(RECORDED INFORMATION Opens)

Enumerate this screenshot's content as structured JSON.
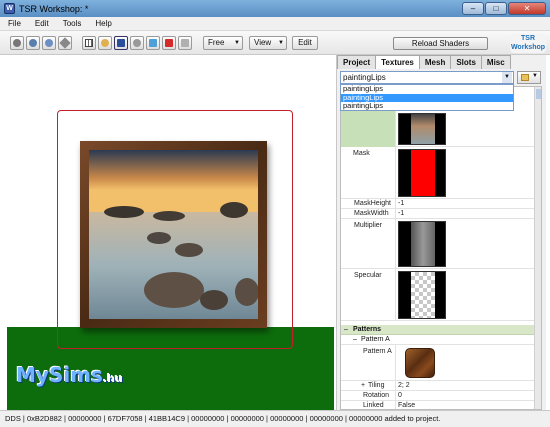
{
  "window": {
    "title": "TSR Workshop: *",
    "minimize": "–",
    "maximize": "□",
    "close": "✕",
    "app_icon": "W"
  },
  "menu": [
    "File",
    "Edit",
    "Tools",
    "Help"
  ],
  "toolbar": {
    "view_mode_dropdown": "Free",
    "view_dropdown": "View",
    "edit_button": "Edit",
    "reload_button": "Reload Shaders",
    "logo_text": "TSR Workshop"
  },
  "viewport": {
    "watermark": "MySims",
    "watermark_suffix": ".hu"
  },
  "panel": {
    "tabs": [
      "Project",
      "Textures",
      "Mesh",
      "Slots",
      "Misc"
    ],
    "active_tab": "Textures",
    "combo": {
      "selected": "paintingLips",
      "options": [
        "paintingLips",
        "paintingLips",
        "paintingLips"
      ],
      "highlighted_index": 1
    },
    "props": [
      {
        "name": "Mask",
        "kind": "texture"
      },
      {
        "name": "MaskHeight",
        "value": "-1"
      },
      {
        "name": "MaskWidth",
        "value": "-1"
      },
      {
        "name": "Multiplier",
        "kind": "texture"
      },
      {
        "name": "Specular",
        "kind": "texture"
      }
    ],
    "patterns": {
      "section_label": "Patterns",
      "section_toggle": "–",
      "sub_label": "Pattern A",
      "sub_toggle": "–",
      "item_label": "Pattern A",
      "tiling_toggle": "+",
      "tiling_label": "Tiling",
      "tiling_value": "2; 2",
      "rotation_label": "Rotation",
      "rotation_value": "0",
      "linked_label": "Linked",
      "linked_value": "False"
    }
  },
  "status": "DDS | 0xB2D882 | 00000000 | 67DF7058 | 41BB14C9 | 00000000 | 00000000 | 00000000 | 00000000 | 00000000 added to project."
}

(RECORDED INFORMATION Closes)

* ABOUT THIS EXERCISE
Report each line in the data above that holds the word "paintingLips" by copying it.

* SOLVED PROBLEM
      "selected": "paintingLips",
        "paintingLips",
        "paintingLips",
        "paintingLips"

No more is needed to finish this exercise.